What they did was to stop every so often (I think it was every 4-6 hours), take their boots off, wipe out the boots, dry their feet, use foot powder if so inclined, put on dry socks, and put their boots back on. They fastened the socks they had just removed inside their clothing, so the socks would have a chance to (pretty much) dry out.

My own (civilian) experience with Mickey Mouse boots is that my feet being dry overnight prevented any problems. I wore the boots continuously from getting up (at daylight or before) to going to bed (at dark or after). I did not find the need to change socks during the day. I did dry the socks overnight (but not on my feet).


Edited by blean on 02/21/2009 15:56:21 MST.

Will Rietveld
(WilliWabbit) - MLife

Locale: Southwest Colorado
Re: Re: Re: Moisture control on 02/22/2009 15:54:57 MST Print View

Hi Bob. You make a lot of excellent points, and there is little to add. I agree with you, its important to keep the inside of your boots dry on a multi-day trip. I would use thin socks too, or the thickest socks that will fit in my boots with a VB sock and not be too tight. Boots in the bag are a good practice. With my ski boots, the problem is getting all the snow and ice off of them before I put them in my bag, even in a WP stuff sack.

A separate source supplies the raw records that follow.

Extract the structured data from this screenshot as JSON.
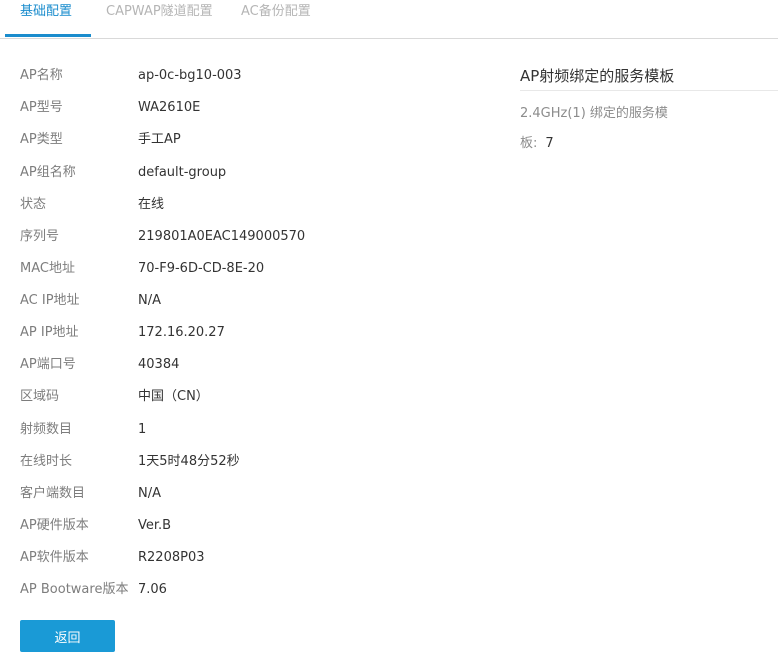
{
  "tabs": [
    {
      "label": "基础配置",
      "active": true
    },
    {
      "label": "CAPWAP隧道配置",
      "active": false
    },
    {
      "label": "AC备份配置",
      "active": false
    }
  ],
  "info": [
    {
      "label": "AP名称",
      "value": "ap-0c-bg10-003"
    },
    {
      "label": "AP型号",
      "value": "WA2610E"
    },
    {
      "label": "AP类型",
      "value": "手工AP"
    },
    {
      "label": "AP组名称",
      "value": "default-group"
    },
    {
      "label": "状态",
      "value": "在线"
    },
    {
      "label": "序列号",
      "value": "219801A0EAC149000570"
    },
    {
      "label": "MAC地址",
      "value": "70-F9-6D-CD-8E-20"
    },
    {
      "label": "AC IP地址",
      "value": "N/A"
    },
    {
      "label": "AP IP地址",
      "value": "172.16.20.27"
    },
    {
      "label": "AP端口号",
      "value": "40384"
    },
    {
      "label": "区域码",
      "value": "中国（CN）"
    },
    {
      "label": "射频数目",
      "value": "1"
    },
    {
      "label": "在线时长",
      "value": "1天5时48分52秒"
    },
    {
      "label": "客户端数目",
      "value": "N/A"
    },
    {
      "label": "AP硬件版本",
      "value": "Ver.B"
    },
    {
      "label": "AP软件版本",
      "value": "R2208P03"
    },
    {
      "label": "AP Bootware版本",
      "value": "7.06"
    }
  ],
  "right_panel": {
    "title": "AP射频绑定的服务模板",
    "item_label": "2.4GHz(1) 绑定的服务模板:",
    "item_value": "7"
  },
  "back_button": {
    "label": "返回"
  },
  "colors": {
    "accent": "#1a8ccd",
    "button": "#1a9ad6",
    "label": "#7d7d7d"
  }
}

It should be noted that the surplus "micky mouse boots" are very bulky and heavy. I have a pair; they are totally warm, but very klutzy.


Will Rietveld
(WilliWabbit) - MLife

Locale: Southwest Colorado
Re: Re: Salomon Tundra Mid WP Insulated Boot Review on 02/22/2009 16:14:13 MST Print View

Richard, these boots are actually comfortable across a fairly broad temperature range, from about 25 F on down to below zero. As the discussion has pointed out, the warmer it is and the more active you are, the more perspiration inside the boot. And these boots, while waterproof, are not breathable and won't expel the moisture. Under very cold and inactive conditions, there won't be much accumulated perspiration inside, so no problem. But, if your are going to be hiking actively in these boots (or any insulated boot)on a multi-day trip, its a good idea to wear a VB sock inside to contain the perspiration and keep it from soaking into the boot lining. As has been mentioned, wear a thin sock inside the VB sock to avoid the clammy feeling.


Robert Blean
(blean) - MLife

Locale: San Jose -- too far from Sierras
Re: Re: Re: Re: Moisture control on 02/22/2009 16:47:00 MST Print View

"It should be noted that the surplus "micky mouse boots" are very bulky and heavy. I have a pair; they are totally warm, but very klutzy."

Yes, they sure are. I had the black ones -- the later white ones were even bulkier, so I never "upgraded" to them. I have no idea what came after that -- I lost track.

The only reason I cited them is that one could think of them as having the ultimate VB -- the inside of the boot is rubber, keeping all perspiration away from the insulation.


Robert Blean
(blean) - MLife

Locale: San Jose -- too far from Sierras
Low temperature rating? on 02/22/2009 17:12:27 MST Print View


Speaking of Mickey Mouse boots, how cold would you expect the Salomons to go?

-- Bob

P.S. FWIW: black Mickey Mouse boots were rated to -20F. I have worn mine at -35F -- pretty marginal. White ones were rated to -40F.

James Schipper
(monospot) - MLife
Mickey Mouse boots on 02/28/2009 10:22:17 MST Print View


What is the valve on the outside ankle of the mickey mouse boots used for?

tkkn c
(tkknc) - MLife

Locale: Desert Rat in the Southwest
Salomon Tundra Mid WP Insulated Boot Review on 02/28/2009 10:35:07 MST Print View

The valve on the boot is to compensate for air pressure when you are flying in an unpressurized cabin (cargo plane).

K ....
(Kat_P) - MLife

Locale: Pacific Coast
tundra on 02/17/2010 07:16:58 MST Print View

I used this boot for 2 days/2 nights snow camping last weekend. Not very cold temps, but wet snow. My feet stayed completely dry and warm even while still around camp at night. They seemed a great fit for snowshoes. I didn't even change into different shoes when we got back to the car; they stayed comfortable, dry, light, even good for the drive home.